ASSIGNMENT: Pull each line containing "type" out of the data and copy it.
** Opening AVAILABLE DATA block **
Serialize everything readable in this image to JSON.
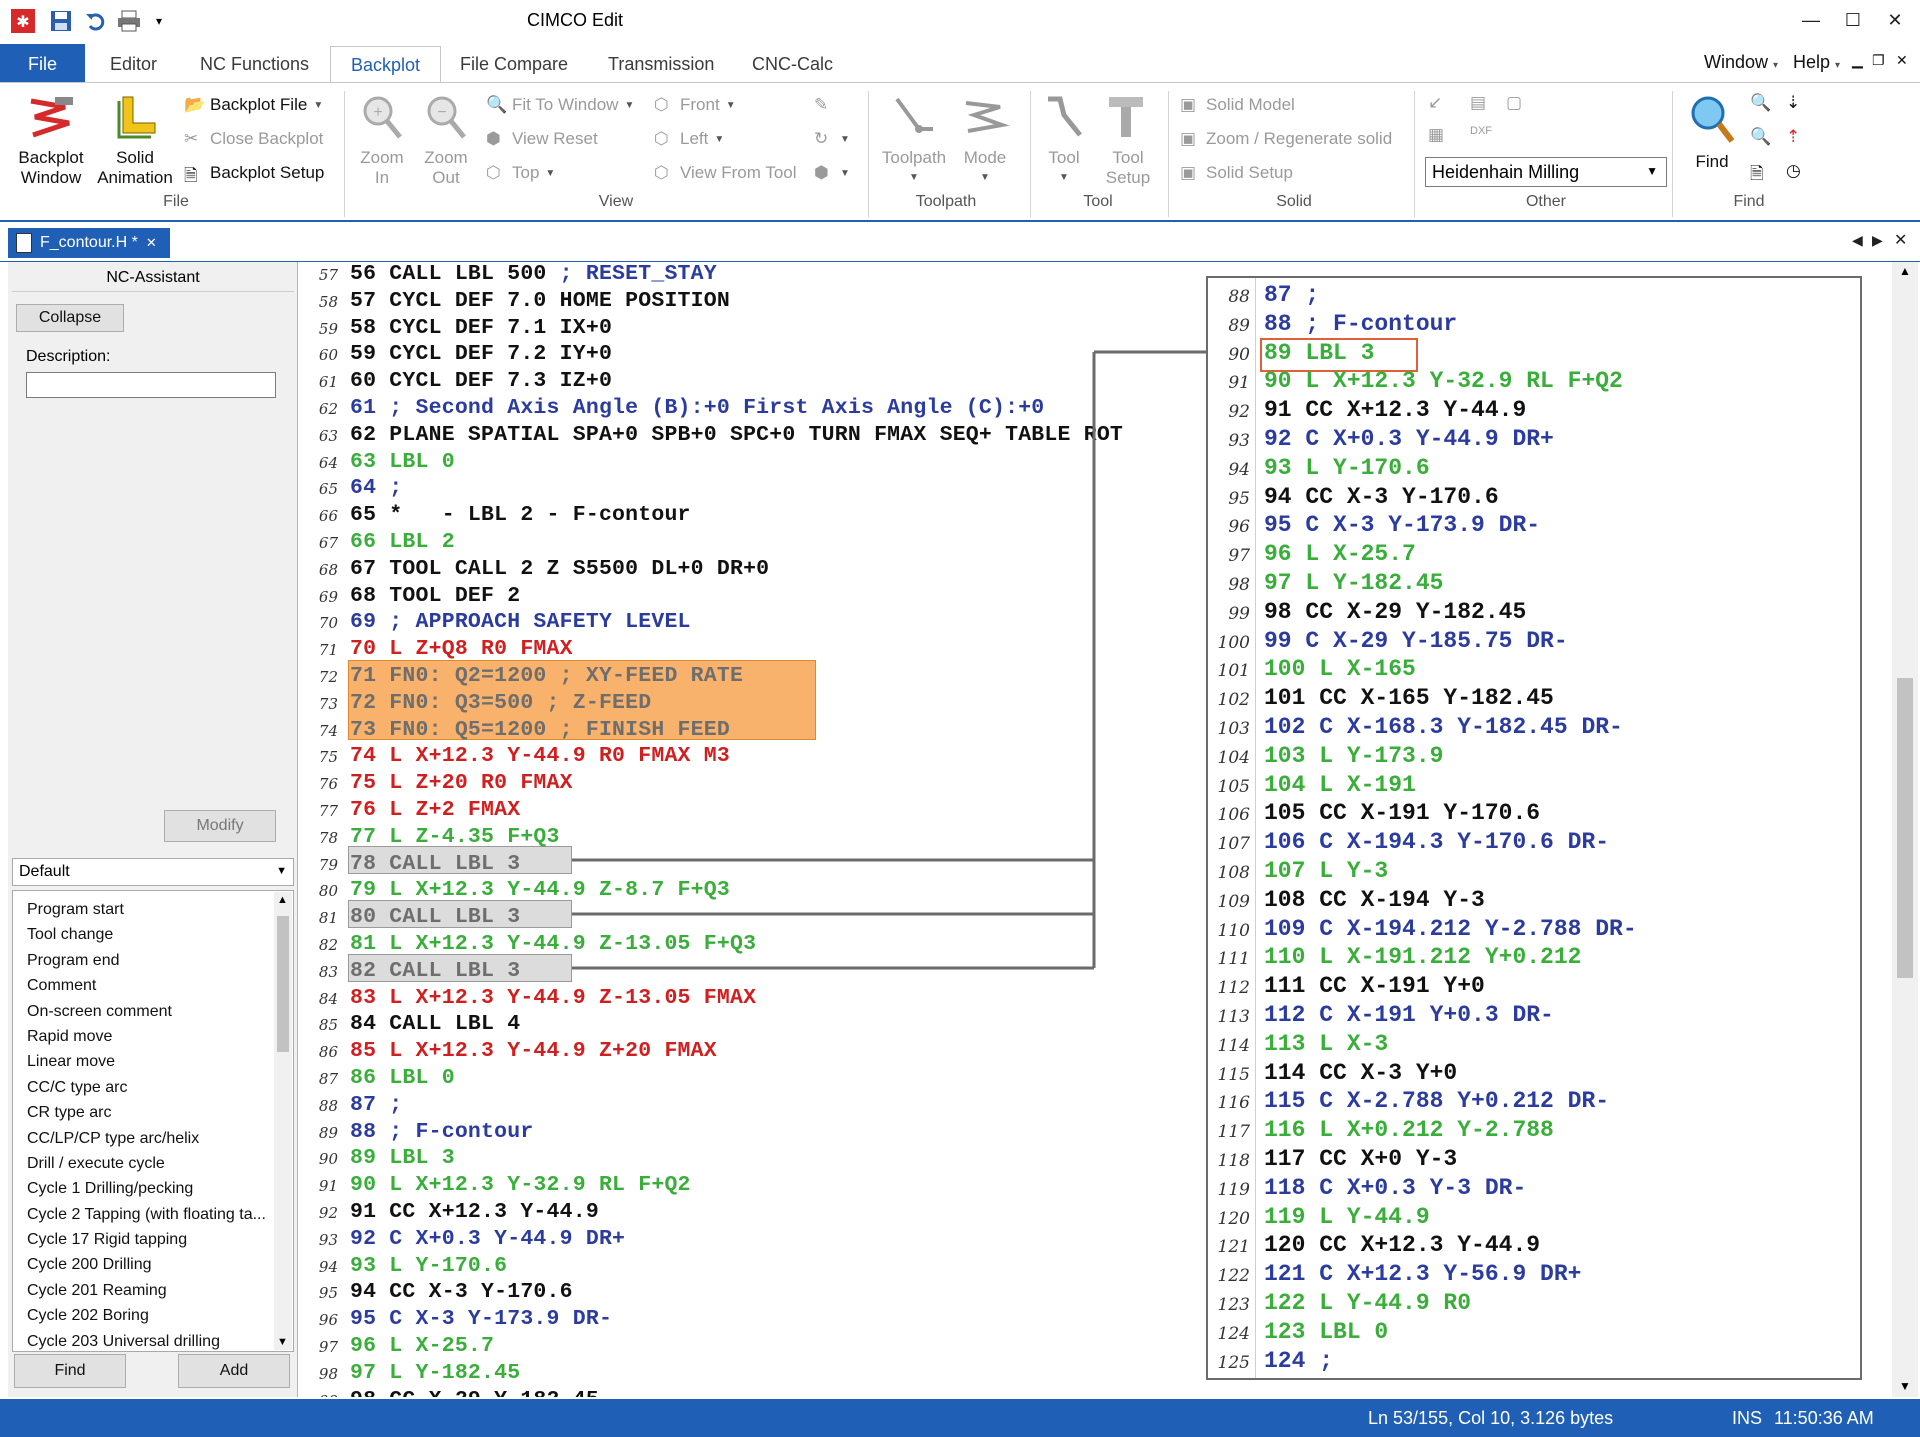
{
  "window": {
    "title": "CIMCO Edit"
  },
  "ribbon_tabs": [
    "File",
    "Editor",
    "NC Functions",
    "Backplot",
    "File Compare",
    "Transmission",
    "CNC-Calc"
  ],
  "menu_right": {
    "window": "Window",
    "help": "Help"
  },
  "file_group": {
    "label": "File",
    "backplot_window": [
      "Backplot",
      "Window"
    ],
    "solid_animation": [
      "Solid",
      "Animation"
    ],
    "backplot_file": "Backplot File",
    "close_backplot": "Close Backplot",
    "backplot_setup": "Backplot Setup"
  },
  "view_group": {
    "label": "View",
    "zoom_in": [
      "Zoom",
      "In"
    ],
    "zoom_out": [
      "Zoom",
      "Out"
    ],
    "fit_to_window": "Fit To Window",
    "view_reset": "View Reset",
    "top": "Top",
    "front": "Front",
    "left": "Left",
    "view_from_tool": "View From Tool"
  },
  "toolpath_group": {
    "label": "Toolpath",
    "toolpath": "Toolpath",
    "mode": "Mode"
  },
  "tool_group": {
    "label": "Tool",
    "tool": "Tool",
    "tool_setup": [
      "Tool",
      "Setup"
    ]
  },
  "solid_group": {
    "label": "Solid",
    "solid_model": "Solid Model",
    "zoom_regenerate": "Zoom / Regenerate solid",
    "solid_setup": "Solid Setup"
  },
  "other_group": {
    "label": "Other",
    "machine": "Heidenhain Milling"
  },
  "find_group": {
    "label": "Find",
    "find": "Find"
  },
  "doc_tab": {
    "name": "F_contour.H *",
    "close": "✕"
  },
  "nc_assistant": {
    "title": "NC-Assistant",
    "collapse": "Collapse",
    "description_label": "Description:",
    "description_value": "",
    "modify": "Modify",
    "preset": "Default",
    "items": [
      "Program start",
      "Tool change",
      "Program end",
      "Comment",
      "On-screen comment",
      "Rapid move",
      "Linear move",
      "CC/C type arc",
      "CR type arc",
      "CC/LP/CP type arc/helix",
      "Drill / execute cycle",
      "Cycle 1 Drilling/pecking",
      "Cycle 2 Tapping (with floating ta...",
      "Cycle 17 Rigid tapping",
      "Cycle 200 Drilling",
      "Cycle 201 Reaming",
      "Cycle 202 Boring",
      "Cycle 203 Universal drilling"
    ],
    "find": "Find",
    "add": "Add"
  },
  "editor_lines": [
    {
      "n": "57",
      "t": "56 CALL LBL 500 ; RESET_STAY",
      "c": "mixed_reset"
    },
    {
      "n": "58",
      "t": "57 CYCL DEF 7.0 HOME POSITION",
      "c": "black"
    },
    {
      "n": "59",
      "t": "58 CYCL DEF 7.1 IX+0",
      "c": "black"
    },
    {
      "n": "60",
      "t": "59 CYCL DEF 7.2 IY+0",
      "c": "black"
    },
    {
      "n": "61",
      "t": "60 CYCL DEF 7.3 IZ+0",
      "c": "black"
    },
    {
      "n": "62",
      "t": "61 ; Second Axis Angle (B):+0 First Axis Angle (C):+0",
      "c": "blue_comment"
    },
    {
      "n": "63",
      "t": "62 PLANE SPATIAL SPA+0 SPB+0 SPC+0 TURN FMAX SEQ+ TABLE ROT",
      "c": "black"
    },
    {
      "n": "64",
      "t": "63 LBL 0",
      "c": "green"
    },
    {
      "n": "65",
      "t": "64 ;",
      "c": "blue_comment"
    },
    {
      "n": "66",
      "t": "65 *   - LBL 2 - F-contour",
      "c": "black"
    },
    {
      "n": "67",
      "t": "66 LBL 2",
      "c": "green"
    },
    {
      "n": "68",
      "t": "67 TOOL CALL 2 Z S5500 DL+0 DR+0",
      "c": "black"
    },
    {
      "n": "69",
      "t": "68 TOOL DEF 2",
      "c": "black"
    },
    {
      "n": "70",
      "t": "69 ; APPROACH SAFETY LEVEL",
      "c": "blue_comment"
    },
    {
      "n": "71",
      "t": "70 L Z+Q8 R0 FMAX",
      "c": "red"
    },
    {
      "n": "72",
      "t": "71 FN0: Q2=1200 ; XY-FEED RATE",
      "c": "grey_fn"
    },
    {
      "n": "73",
      "t": "72 FN0: Q3=500 ; Z-FEED",
      "c": "grey_fn"
    },
    {
      "n": "74",
      "t": "73 FN0: Q5=1200 ; FINISH FEED",
      "c": "grey_fn"
    },
    {
      "n": "75",
      "t": "74 L X+12.3 Y-44.9 R0 FMAX M3",
      "c": "red"
    },
    {
      "n": "76",
      "t": "75 L Z+20 R0 FMAX",
      "c": "red"
    },
    {
      "n": "77",
      "t": "76 L Z+2 FMAX",
      "c": "red"
    },
    {
      "n": "78",
      "t": "77 L Z-4.35 F+Q3",
      "c": "green"
    },
    {
      "n": "79",
      "t": "78 CALL LBL 3",
      "c": "grey_call"
    },
    {
      "n": "80",
      "t": "79 L X+12.3 Y-44.9 Z-8.7 F+Q3",
      "c": "green"
    },
    {
      "n": "81",
      "t": "80 CALL LBL 3",
      "c": "grey_call"
    },
    {
      "n": "82",
      "t": "81 L X+12.3 Y-44.9 Z-13.05 F+Q3",
      "c": "green"
    },
    {
      "n": "83",
      "t": "82 CALL LBL 3",
      "c": "grey_call"
    },
    {
      "n": "84",
      "t": "83 L X+12.3 Y-44.9 Z-13.05 FMAX",
      "c": "red"
    },
    {
      "n": "85",
      "t": "84 CALL LBL 4",
      "c": "black"
    },
    {
      "n": "86",
      "t": "85 L X+12.3 Y-44.9 Z+20 FMAX",
      "c": "red"
    },
    {
      "n": "87",
      "t": "86 LBL 0",
      "c": "green"
    },
    {
      "n": "88",
      "t": "87 ;",
      "c": "blue_comment"
    },
    {
      "n": "89",
      "t": "88 ; F-contour",
      "c": "blue_comment"
    },
    {
      "n": "90",
      "t": "89 LBL 3",
      "c": "green"
    },
    {
      "n": "91",
      "t": "90 L X+12.3 Y-32.9 RL F+Q2",
      "c": "green"
    },
    {
      "n": "92",
      "t": "91 CC X+12.3 Y-44.9",
      "c": "black"
    },
    {
      "n": "93",
      "t": "92 C X+0.3 Y-44.9 DR+",
      "c": "blue"
    },
    {
      "n": "94",
      "t": "93 L Y-170.6",
      "c": "green"
    },
    {
      "n": "95",
      "t": "94 CC X-3 Y-170.6",
      "c": "black"
    },
    {
      "n": "96",
      "t": "95 C X-3 Y-173.9 DR-",
      "c": "blue"
    },
    {
      "n": "97",
      "t": "96 L X-25.7",
      "c": "green"
    },
    {
      "n": "98",
      "t": "97 L Y-182.45",
      "c": "green"
    },
    {
      "n": "99",
      "t": "98 CC X-29 Y-182.45",
      "c": "black"
    }
  ],
  "zoom_lines": [
    {
      "n": "88",
      "t": "87 ;",
      "c": "blue_comment"
    },
    {
      "n": "89",
      "t": "88 ; F-contour",
      "c": "blue_comment"
    },
    {
      "n": "90",
      "t": "89 LBL 3",
      "c": "green_boxed"
    },
    {
      "n": "91",
      "t": "90 L X+12.3 Y-32.9 RL F+Q2",
      "c": "green"
    },
    {
      "n": "92",
      "t": "91 CC X+12.3 Y-44.9",
      "c": "black"
    },
    {
      "n": "93",
      "t": "92 C X+0.3 Y-44.9 DR+",
      "c": "blue"
    },
    {
      "n": "94",
      "t": "93 L Y-170.6",
      "c": "green"
    },
    {
      "n": "95",
      "t": "94 CC X-3 Y-170.6",
      "c": "black"
    },
    {
      "n": "96",
      "t": "95 C X-3 Y-173.9 DR-",
      "c": "blue"
    },
    {
      "n": "97",
      "t": "96 L X-25.7",
      "c": "green"
    },
    {
      "n": "98",
      "t": "97 L Y-182.45",
      "c": "green"
    },
    {
      "n": "99",
      "t": "98 CC X-29 Y-182.45",
      "c": "black"
    },
    {
      "n": "100",
      "t": "99 C X-29 Y-185.75 DR-",
      "c": "blue"
    },
    {
      "n": "101",
      "t": "100 L X-165",
      "c": "green"
    },
    {
      "n": "102",
      "t": "101 CC X-165 Y-182.45",
      "c": "black"
    },
    {
      "n": "103",
      "t": "102 C X-168.3 Y-182.45 DR-",
      "c": "blue"
    },
    {
      "n": "104",
      "t": "103 L Y-173.9",
      "c": "green"
    },
    {
      "n": "105",
      "t": "104 L X-191",
      "c": "green"
    },
    {
      "n": "106",
      "t": "105 CC X-191 Y-170.6",
      "c": "black"
    },
    {
      "n": "107",
      "t": "106 C X-194.3 Y-170.6 DR-",
      "c": "blue"
    },
    {
      "n": "108",
      "t": "107 L Y-3",
      "c": "green"
    },
    {
      "n": "109",
      "t": "108 CC X-194 Y-3",
      "c": "black"
    },
    {
      "n": "110",
      "t": "109 C X-194.212 Y-2.788 DR-",
      "c": "blue"
    },
    {
      "n": "111",
      "t": "110 L X-191.212 Y+0.212",
      "c": "green"
    },
    {
      "n": "112",
      "t": "111 CC X-191 Y+0",
      "c": "black"
    },
    {
      "n": "113",
      "t": "112 C X-191 Y+0.3 DR-",
      "c": "blue"
    },
    {
      "n": "114",
      "t": "113 L X-3",
      "c": "green"
    },
    {
      "n": "115",
      "t": "114 CC X-3 Y+0",
      "c": "black"
    },
    {
      "n": "116",
      "t": "115 C X-2.788 Y+0.212 DR-",
      "c": "blue"
    },
    {
      "n": "117",
      "t": "116 L X+0.212 Y-2.788",
      "c": "green"
    },
    {
      "n": "118",
      "t": "117 CC X+0 Y-3",
      "c": "black"
    },
    {
      "n": "119",
      "t": "118 C X+0.3 Y-3 DR-",
      "c": "blue"
    },
    {
      "n": "120",
      "t": "119 L Y-44.9",
      "c": "green"
    },
    {
      "n": "121",
      "t": "120 CC X+12.3 Y-44.9",
      "c": "black"
    },
    {
      "n": "122",
      "t": "121 C X+12.3 Y-56.9 DR+",
      "c": "blue"
    },
    {
      "n": "123",
      "t": "122 L Y-44.9 R0",
      "c": "green"
    },
    {
      "n": "124",
      "t": "123 LBL 0",
      "c": "green"
    },
    {
      "n": "125",
      "t": "124 ;",
      "c": "blue_comment"
    }
  ],
  "status": {
    "position": "Ln 53/155, Col 10, 3.126 bytes",
    "mode": "INS",
    "time": "11:50:36 AM"
  },
  "colors": {
    "accent": "#1f5fb5",
    "green_code": "#3aae3a",
    "red_code": "#d01f1f",
    "blue_code": "#2b3c9e",
    "highlight_orange": "#f9b26b"
  }
}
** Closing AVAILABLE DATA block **
ANSWER TO THIS PROBLEM:
      "CC/C type arc",
      "CR type arc",
      "CC/LP/CP type arc/helix",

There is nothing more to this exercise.